** Material provided **
══════════════════════════════
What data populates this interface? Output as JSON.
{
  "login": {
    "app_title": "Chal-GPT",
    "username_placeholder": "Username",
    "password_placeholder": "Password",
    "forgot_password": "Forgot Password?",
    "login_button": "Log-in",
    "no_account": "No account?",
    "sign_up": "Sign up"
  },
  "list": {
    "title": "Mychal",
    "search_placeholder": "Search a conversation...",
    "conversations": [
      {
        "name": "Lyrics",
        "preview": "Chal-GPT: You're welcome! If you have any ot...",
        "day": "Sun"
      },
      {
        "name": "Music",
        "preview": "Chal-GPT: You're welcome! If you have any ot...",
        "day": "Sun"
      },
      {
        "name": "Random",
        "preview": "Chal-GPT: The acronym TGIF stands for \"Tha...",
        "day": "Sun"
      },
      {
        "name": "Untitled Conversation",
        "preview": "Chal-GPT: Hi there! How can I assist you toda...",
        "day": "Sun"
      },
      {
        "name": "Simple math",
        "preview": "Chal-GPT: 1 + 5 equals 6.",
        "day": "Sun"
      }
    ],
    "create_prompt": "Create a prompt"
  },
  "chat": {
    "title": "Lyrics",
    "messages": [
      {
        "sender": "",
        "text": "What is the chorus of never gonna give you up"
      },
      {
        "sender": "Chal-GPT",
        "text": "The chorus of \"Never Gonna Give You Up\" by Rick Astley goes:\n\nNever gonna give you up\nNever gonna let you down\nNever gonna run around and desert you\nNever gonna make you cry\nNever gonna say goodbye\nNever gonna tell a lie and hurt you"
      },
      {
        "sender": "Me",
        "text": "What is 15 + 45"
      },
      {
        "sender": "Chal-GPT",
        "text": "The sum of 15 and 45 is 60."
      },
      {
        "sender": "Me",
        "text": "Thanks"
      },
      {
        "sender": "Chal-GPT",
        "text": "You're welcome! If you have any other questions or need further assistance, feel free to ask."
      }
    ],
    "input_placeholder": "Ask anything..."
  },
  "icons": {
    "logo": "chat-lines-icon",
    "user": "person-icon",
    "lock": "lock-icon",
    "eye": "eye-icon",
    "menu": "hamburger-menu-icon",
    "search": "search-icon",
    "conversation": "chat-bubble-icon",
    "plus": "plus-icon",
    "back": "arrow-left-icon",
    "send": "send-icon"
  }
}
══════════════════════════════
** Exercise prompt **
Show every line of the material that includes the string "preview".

** Response **
        "preview": "Chal-GPT: You're welcome! If you have any ot...",
        "preview": "Chal-GPT: You're welcome! If you have any ot...",
        "preview": "Chal-GPT: The acronym TGIF stands for \"Tha...",
        "preview": "Chal-GPT: Hi there! How can I assist you toda...",
        "preview": "Chal-GPT: 1 + 5 equals 6.",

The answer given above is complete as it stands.